* _Task to complete_:
Among the entries below, find how many lines carry the word "this" and state only that figure.

____ Record set

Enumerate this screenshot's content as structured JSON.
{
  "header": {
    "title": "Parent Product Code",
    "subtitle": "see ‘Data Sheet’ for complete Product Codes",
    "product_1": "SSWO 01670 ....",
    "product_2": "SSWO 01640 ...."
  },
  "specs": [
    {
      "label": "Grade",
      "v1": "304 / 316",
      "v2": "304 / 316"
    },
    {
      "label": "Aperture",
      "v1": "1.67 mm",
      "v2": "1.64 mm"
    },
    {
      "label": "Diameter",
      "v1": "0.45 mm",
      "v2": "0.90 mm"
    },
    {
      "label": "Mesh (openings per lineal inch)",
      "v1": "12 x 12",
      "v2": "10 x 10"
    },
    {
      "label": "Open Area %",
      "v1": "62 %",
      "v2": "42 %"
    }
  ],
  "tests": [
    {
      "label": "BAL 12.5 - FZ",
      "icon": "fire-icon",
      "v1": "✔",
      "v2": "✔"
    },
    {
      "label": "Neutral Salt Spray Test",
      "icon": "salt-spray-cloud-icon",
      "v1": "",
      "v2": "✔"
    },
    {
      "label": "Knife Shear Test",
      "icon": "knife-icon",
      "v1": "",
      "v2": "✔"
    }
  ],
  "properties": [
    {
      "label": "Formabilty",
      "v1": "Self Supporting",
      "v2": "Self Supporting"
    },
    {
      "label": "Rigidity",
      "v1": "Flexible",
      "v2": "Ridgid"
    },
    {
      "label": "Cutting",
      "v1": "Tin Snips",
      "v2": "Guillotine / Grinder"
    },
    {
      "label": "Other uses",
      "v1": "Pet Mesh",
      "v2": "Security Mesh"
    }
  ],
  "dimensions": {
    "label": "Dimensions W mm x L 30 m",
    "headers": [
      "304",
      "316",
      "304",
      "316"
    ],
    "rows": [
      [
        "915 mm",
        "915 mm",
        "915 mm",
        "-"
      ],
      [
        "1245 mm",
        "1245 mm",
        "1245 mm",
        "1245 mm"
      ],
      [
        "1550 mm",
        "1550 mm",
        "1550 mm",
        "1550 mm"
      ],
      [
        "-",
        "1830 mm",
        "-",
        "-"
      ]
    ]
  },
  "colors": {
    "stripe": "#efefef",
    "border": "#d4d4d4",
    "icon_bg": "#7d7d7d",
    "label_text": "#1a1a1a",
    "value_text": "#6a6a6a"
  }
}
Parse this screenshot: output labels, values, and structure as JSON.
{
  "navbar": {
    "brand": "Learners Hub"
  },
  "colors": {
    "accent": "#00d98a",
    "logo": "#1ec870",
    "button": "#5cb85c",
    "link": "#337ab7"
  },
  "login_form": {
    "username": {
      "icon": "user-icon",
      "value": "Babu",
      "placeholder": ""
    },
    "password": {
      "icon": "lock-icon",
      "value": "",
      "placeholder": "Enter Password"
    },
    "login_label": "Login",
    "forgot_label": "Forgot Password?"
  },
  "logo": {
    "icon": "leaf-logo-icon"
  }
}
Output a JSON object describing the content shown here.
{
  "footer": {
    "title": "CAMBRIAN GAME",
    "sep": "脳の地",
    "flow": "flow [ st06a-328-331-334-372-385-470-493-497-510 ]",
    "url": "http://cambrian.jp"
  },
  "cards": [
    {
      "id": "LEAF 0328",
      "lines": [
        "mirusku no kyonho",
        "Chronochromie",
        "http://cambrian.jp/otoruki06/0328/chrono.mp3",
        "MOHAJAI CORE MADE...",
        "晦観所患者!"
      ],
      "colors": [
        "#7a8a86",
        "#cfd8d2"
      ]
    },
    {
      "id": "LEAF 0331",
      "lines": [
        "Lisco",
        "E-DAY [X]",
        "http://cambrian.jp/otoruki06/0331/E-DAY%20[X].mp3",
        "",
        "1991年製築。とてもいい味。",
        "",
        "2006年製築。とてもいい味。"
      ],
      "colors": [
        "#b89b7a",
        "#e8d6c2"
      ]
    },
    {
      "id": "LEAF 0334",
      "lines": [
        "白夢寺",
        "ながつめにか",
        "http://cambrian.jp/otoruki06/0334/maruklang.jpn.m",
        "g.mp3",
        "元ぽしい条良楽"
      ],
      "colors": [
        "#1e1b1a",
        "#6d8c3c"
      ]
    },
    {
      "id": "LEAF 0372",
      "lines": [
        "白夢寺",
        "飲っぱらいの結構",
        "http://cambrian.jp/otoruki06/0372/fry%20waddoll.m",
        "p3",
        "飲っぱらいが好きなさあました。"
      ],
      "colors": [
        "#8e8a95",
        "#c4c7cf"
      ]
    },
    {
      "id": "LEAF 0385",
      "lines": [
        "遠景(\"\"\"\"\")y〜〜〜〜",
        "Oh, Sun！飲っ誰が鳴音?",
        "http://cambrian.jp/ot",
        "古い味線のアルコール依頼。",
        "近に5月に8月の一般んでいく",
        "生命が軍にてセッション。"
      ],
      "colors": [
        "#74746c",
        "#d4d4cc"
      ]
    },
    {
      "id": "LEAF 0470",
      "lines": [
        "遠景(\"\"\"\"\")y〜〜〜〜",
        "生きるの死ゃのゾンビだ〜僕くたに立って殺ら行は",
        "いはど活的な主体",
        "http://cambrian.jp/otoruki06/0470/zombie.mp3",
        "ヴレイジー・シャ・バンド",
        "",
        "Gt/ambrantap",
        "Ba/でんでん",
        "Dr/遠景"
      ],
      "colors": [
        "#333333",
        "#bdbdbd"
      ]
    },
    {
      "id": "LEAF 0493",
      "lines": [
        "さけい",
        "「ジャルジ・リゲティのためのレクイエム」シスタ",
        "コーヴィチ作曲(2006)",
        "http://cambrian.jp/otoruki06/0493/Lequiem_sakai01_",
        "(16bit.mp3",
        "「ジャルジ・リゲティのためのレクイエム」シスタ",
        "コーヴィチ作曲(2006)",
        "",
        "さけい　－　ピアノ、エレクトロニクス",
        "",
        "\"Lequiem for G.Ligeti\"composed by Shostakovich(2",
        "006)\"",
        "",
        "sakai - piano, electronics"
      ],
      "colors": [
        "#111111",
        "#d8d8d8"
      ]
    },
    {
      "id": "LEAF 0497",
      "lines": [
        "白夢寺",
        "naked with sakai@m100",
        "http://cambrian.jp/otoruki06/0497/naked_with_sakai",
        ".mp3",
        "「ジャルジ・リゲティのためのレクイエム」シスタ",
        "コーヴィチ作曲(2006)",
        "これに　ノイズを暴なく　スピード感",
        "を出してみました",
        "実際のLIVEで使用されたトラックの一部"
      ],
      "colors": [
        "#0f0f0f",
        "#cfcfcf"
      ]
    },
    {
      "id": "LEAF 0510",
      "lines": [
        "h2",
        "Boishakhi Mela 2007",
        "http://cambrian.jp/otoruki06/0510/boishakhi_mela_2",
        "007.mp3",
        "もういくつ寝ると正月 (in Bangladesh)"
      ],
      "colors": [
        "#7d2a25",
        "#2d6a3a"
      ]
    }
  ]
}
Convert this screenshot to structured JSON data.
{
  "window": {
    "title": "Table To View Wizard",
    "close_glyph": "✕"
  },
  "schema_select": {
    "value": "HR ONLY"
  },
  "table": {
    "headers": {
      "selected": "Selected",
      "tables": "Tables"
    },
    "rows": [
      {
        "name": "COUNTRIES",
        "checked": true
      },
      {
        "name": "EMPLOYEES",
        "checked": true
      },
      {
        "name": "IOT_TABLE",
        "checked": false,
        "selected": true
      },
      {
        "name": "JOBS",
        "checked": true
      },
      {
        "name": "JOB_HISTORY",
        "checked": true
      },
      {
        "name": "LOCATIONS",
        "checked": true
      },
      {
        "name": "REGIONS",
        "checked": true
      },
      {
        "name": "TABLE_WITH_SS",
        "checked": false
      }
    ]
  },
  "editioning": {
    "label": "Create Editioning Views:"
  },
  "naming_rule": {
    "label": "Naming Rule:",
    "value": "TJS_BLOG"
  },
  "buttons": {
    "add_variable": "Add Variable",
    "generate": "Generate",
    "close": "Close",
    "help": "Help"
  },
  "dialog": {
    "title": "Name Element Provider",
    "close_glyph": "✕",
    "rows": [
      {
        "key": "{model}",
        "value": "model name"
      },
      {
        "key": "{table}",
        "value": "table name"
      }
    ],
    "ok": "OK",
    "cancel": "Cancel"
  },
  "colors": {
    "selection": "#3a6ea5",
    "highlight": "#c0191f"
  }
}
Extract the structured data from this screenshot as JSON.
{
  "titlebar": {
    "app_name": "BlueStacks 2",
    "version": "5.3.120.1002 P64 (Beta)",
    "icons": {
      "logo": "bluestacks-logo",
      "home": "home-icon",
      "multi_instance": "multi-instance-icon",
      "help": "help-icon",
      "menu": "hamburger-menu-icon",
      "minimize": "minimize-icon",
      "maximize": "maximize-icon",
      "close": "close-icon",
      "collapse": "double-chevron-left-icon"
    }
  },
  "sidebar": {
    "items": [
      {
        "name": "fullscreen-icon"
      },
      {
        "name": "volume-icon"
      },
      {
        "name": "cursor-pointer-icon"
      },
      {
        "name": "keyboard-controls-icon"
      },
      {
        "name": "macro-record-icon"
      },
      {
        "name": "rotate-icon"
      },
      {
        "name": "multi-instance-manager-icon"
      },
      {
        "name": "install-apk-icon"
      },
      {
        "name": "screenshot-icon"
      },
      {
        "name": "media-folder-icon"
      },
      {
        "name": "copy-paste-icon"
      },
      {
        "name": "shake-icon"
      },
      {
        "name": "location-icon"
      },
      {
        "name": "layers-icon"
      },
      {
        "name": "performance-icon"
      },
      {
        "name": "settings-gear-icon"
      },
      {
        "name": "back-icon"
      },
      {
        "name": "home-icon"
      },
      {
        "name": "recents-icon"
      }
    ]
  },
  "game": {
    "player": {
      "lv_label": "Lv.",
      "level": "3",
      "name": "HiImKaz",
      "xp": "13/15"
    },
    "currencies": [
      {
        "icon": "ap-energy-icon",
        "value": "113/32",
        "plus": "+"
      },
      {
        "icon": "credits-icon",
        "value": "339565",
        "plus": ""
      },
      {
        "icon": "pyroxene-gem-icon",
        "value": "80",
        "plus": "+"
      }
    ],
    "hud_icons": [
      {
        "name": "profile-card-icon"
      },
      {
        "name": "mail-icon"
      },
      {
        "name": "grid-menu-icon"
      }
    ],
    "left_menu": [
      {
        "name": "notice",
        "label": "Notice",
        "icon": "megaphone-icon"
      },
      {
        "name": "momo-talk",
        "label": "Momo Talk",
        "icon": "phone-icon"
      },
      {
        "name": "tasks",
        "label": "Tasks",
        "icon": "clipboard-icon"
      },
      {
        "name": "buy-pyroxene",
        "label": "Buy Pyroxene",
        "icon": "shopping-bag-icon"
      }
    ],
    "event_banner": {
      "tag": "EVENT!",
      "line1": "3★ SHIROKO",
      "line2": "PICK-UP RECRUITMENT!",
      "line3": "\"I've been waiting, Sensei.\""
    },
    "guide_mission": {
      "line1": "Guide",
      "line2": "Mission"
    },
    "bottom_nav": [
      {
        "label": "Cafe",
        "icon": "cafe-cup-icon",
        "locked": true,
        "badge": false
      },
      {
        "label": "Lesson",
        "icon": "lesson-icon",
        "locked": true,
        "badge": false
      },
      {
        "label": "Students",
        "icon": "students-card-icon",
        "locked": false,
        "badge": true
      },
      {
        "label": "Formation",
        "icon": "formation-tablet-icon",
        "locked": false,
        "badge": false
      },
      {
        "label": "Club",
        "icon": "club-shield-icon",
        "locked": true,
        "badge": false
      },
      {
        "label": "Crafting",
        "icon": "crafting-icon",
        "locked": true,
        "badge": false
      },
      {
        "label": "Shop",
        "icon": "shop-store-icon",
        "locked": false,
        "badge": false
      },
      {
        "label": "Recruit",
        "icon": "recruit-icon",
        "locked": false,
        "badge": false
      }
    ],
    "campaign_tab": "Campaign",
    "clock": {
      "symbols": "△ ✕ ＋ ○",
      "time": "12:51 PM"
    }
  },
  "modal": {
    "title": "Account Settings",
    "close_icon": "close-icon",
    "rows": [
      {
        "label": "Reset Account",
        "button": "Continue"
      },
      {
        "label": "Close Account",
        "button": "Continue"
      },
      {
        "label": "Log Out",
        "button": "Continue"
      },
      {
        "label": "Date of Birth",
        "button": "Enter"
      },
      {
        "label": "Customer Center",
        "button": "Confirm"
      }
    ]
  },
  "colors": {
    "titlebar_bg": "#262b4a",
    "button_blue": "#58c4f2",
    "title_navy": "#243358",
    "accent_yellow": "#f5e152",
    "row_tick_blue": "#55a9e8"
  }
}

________

* _Result below_:
4